What is needed:
The answer must be every line of the records below that holds the word "name".

Website and app data records:
= Beginning of Section =

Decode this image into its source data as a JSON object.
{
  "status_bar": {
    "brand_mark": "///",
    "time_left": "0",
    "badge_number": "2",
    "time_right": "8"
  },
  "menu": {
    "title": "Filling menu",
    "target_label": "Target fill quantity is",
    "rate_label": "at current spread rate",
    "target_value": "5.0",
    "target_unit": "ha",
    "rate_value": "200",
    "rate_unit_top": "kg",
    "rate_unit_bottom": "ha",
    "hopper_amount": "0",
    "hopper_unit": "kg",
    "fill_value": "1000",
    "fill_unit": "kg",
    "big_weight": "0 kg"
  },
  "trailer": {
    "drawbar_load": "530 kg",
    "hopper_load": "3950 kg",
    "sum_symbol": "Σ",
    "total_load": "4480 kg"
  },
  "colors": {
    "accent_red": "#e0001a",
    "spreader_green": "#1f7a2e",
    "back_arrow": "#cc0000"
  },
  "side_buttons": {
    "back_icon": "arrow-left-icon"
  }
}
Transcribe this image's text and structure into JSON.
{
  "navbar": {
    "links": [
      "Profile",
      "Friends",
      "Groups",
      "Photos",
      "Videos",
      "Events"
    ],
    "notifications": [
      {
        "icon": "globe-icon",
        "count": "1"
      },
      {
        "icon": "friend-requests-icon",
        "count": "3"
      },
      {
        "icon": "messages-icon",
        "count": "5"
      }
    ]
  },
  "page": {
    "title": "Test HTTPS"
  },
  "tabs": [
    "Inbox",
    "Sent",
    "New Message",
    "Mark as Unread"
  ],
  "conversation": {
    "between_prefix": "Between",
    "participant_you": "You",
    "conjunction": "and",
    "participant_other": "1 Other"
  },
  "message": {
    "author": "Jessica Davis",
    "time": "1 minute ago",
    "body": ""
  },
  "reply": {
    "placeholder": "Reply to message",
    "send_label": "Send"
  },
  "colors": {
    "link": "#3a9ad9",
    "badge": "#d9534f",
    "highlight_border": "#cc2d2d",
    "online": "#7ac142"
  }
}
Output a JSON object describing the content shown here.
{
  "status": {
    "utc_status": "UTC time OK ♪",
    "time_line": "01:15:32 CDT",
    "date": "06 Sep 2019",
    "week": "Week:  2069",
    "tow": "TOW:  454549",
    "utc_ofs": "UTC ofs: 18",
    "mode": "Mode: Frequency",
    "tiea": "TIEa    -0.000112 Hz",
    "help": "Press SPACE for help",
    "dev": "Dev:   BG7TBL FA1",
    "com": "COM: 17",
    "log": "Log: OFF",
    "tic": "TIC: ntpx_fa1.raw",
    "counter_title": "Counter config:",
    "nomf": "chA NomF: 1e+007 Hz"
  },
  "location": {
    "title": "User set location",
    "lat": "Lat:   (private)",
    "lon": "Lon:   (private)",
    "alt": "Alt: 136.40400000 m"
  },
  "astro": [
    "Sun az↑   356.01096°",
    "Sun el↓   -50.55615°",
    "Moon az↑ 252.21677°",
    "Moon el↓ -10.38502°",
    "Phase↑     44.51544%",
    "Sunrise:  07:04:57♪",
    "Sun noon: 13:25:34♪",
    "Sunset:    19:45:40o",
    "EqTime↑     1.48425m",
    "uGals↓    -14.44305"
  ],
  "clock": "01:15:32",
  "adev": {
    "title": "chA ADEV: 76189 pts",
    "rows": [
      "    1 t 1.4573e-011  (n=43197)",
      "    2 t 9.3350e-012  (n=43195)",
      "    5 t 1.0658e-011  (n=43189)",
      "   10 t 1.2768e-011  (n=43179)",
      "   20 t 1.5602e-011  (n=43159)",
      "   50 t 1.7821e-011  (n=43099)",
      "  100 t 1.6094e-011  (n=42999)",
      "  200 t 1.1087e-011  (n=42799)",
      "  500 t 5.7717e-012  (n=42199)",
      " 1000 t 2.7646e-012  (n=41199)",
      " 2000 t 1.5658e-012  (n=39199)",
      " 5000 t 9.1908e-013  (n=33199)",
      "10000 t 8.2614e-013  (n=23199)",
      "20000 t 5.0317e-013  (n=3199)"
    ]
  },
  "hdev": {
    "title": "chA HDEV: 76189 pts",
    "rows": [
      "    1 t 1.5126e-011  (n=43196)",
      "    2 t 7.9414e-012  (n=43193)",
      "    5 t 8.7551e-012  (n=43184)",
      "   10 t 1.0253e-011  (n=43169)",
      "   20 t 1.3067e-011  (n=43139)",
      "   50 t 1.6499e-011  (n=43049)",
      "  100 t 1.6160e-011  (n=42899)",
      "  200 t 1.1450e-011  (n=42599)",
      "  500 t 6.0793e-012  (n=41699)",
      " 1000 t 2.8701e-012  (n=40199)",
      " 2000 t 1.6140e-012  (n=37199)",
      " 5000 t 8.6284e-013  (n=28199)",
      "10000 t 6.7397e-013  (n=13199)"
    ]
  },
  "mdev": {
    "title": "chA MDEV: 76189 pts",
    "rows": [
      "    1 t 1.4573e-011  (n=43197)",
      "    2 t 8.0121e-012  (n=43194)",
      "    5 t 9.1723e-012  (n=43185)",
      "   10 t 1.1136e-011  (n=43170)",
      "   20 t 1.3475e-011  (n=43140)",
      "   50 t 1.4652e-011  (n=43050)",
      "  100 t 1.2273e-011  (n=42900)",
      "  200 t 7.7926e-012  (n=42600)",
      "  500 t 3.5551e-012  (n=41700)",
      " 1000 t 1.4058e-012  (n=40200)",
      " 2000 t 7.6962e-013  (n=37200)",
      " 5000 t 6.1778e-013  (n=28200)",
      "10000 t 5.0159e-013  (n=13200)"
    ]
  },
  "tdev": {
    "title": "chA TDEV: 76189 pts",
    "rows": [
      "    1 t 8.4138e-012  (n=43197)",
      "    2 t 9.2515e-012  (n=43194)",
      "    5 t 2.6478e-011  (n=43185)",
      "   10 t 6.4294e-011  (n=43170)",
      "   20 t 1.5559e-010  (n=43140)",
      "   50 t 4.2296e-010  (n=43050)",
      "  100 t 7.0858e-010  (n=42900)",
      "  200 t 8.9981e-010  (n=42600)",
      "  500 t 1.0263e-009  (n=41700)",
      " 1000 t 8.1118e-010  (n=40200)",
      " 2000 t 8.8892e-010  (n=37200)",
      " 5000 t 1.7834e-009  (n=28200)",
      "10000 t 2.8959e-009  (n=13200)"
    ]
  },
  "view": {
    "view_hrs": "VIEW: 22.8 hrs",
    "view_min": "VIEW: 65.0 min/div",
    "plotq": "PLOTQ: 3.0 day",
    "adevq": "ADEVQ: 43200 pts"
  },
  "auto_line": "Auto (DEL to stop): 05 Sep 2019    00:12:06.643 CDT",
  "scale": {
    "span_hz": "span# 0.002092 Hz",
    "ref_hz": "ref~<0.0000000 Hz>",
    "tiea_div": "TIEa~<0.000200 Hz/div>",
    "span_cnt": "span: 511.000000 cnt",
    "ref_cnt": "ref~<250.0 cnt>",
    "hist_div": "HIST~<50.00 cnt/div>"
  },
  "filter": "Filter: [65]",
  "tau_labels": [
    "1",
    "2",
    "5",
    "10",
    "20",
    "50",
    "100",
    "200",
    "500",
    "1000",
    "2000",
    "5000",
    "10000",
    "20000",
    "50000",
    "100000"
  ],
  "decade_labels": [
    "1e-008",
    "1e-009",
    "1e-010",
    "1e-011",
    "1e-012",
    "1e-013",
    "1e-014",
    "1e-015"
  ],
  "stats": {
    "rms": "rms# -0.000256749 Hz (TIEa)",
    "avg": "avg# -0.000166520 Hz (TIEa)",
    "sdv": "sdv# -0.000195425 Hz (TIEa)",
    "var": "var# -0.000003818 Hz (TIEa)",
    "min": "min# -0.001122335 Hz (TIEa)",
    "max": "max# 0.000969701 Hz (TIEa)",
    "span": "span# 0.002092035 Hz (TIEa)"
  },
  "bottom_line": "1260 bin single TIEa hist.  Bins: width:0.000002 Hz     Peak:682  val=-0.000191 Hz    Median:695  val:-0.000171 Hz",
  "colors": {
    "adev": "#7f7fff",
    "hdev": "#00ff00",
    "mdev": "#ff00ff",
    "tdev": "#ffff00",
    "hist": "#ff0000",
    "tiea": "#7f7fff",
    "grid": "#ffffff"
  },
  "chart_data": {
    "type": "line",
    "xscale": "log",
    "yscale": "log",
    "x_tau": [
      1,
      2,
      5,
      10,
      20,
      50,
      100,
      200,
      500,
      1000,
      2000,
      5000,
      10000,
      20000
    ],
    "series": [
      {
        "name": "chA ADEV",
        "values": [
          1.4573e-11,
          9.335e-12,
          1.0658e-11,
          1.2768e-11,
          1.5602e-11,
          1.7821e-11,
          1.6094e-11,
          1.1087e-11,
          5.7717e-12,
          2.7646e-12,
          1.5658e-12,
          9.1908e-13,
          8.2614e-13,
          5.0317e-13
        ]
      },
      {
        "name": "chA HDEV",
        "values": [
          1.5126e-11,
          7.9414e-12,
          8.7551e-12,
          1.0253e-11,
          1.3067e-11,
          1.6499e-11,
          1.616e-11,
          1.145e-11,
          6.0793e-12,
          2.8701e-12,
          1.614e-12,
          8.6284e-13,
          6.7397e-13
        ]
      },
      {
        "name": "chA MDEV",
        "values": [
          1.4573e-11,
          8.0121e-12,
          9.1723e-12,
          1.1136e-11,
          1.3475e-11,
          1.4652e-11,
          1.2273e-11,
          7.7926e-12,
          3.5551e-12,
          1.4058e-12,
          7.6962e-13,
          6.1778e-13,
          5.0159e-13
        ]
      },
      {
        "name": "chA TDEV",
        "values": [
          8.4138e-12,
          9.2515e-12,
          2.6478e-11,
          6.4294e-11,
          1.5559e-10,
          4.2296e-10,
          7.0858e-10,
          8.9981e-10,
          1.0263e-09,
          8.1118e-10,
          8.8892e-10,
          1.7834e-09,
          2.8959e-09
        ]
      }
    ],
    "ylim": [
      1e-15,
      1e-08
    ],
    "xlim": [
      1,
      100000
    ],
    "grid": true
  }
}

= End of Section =

Response area:
        "name": "chA ADEV",
        "name": "chA HDEV",
        "name": "chA MDEV",
        "name": "chA TDEV",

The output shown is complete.